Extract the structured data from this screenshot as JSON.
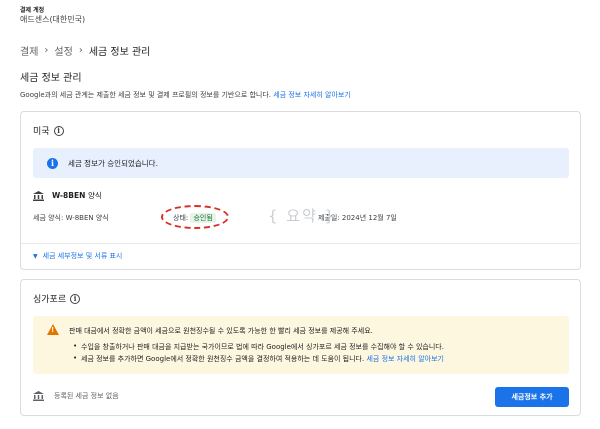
{
  "account": {
    "label": "결제 계정",
    "name": "애드센스(대한민국)"
  },
  "breadcrumb": {
    "items": [
      "결제",
      "설정",
      "세금 정보 관리"
    ],
    "separator": "›"
  },
  "page": {
    "title": "세금 정보 관리",
    "intro": "Google과의 세금 관계는 제출한 세금 정보 및 결제 프로필의 정보를 기반으로 합니다.",
    "intro_link": "세금 정보 자세히 알아보기"
  },
  "us_section": {
    "country": "미국",
    "banner": "세금 정보가 승인되었습니다.",
    "form_name": "W-8BEN",
    "form_suffix": "양식",
    "detail_form": "세금 양식: W-8BEN 양식",
    "status_label": "상태:",
    "status_value": "승인됨",
    "submitted": "제출일: 2024년 12월 7일",
    "watermark": "{ 요약 }",
    "expand_label": "세금 세부정보 및 서류 표시"
  },
  "sg_section": {
    "country": "싱가포르",
    "warning_main": "판매 대금에서 정확한 금액이 세금으로 원천징수될 수 있도록 가능한 한 빨리 세금 정보를 제공해 주세요.",
    "bullet1": "수입을 창출하거나 판매 대금을 지급받는 국가이므로 법에 따라 Google에서 싱가포르 세금 정보를 수집해야 할 수 있습니다.",
    "bullet2": "세금 정보를 추가하면 Google에서 정확한 원천징수 금액을 결정하여 적용하는 데 도움이 됩니다.",
    "bullet2_link": "세금 정보 자세히 알아보기",
    "none_text": "등록된 세금 정보 없음",
    "add_button": "세금정보 추가"
  },
  "colors": {
    "accent": "#1a73e8",
    "approved_bg": "#e6f4ea",
    "approved_text": "#137333",
    "warning": "#e37400",
    "highlight": "#d93025"
  }
}
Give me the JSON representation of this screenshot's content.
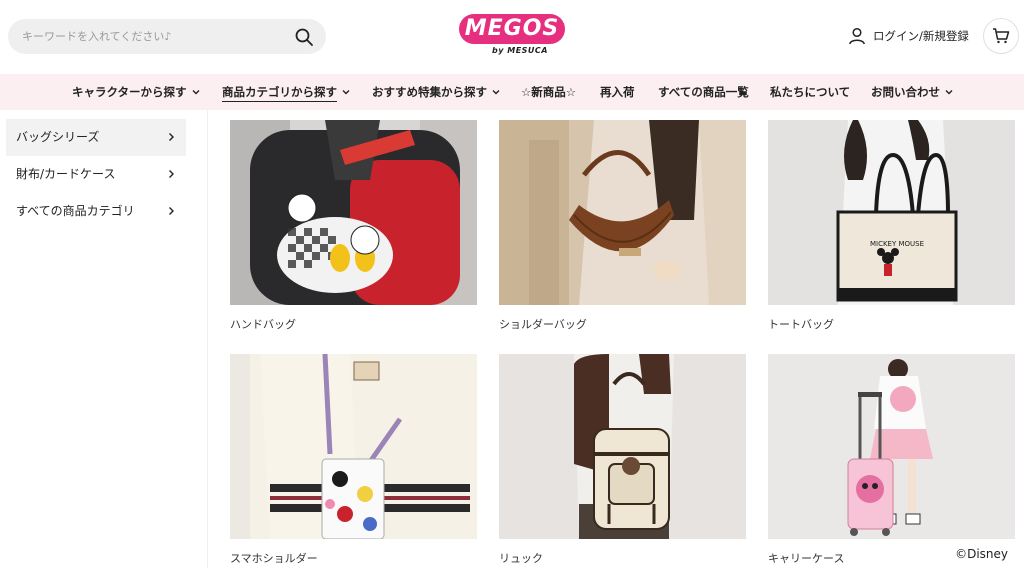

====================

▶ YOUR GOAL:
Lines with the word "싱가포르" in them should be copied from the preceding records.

▶ EXERCISE RESPONSE:
    "country": "싱가포르",
    "bullet1": "수입을 창출하거나 판매 대금을 지급받는 국가이므로 법에 따라 Google에서 싱가포르 세금 정보를 수집해야 할 수 있습니다.",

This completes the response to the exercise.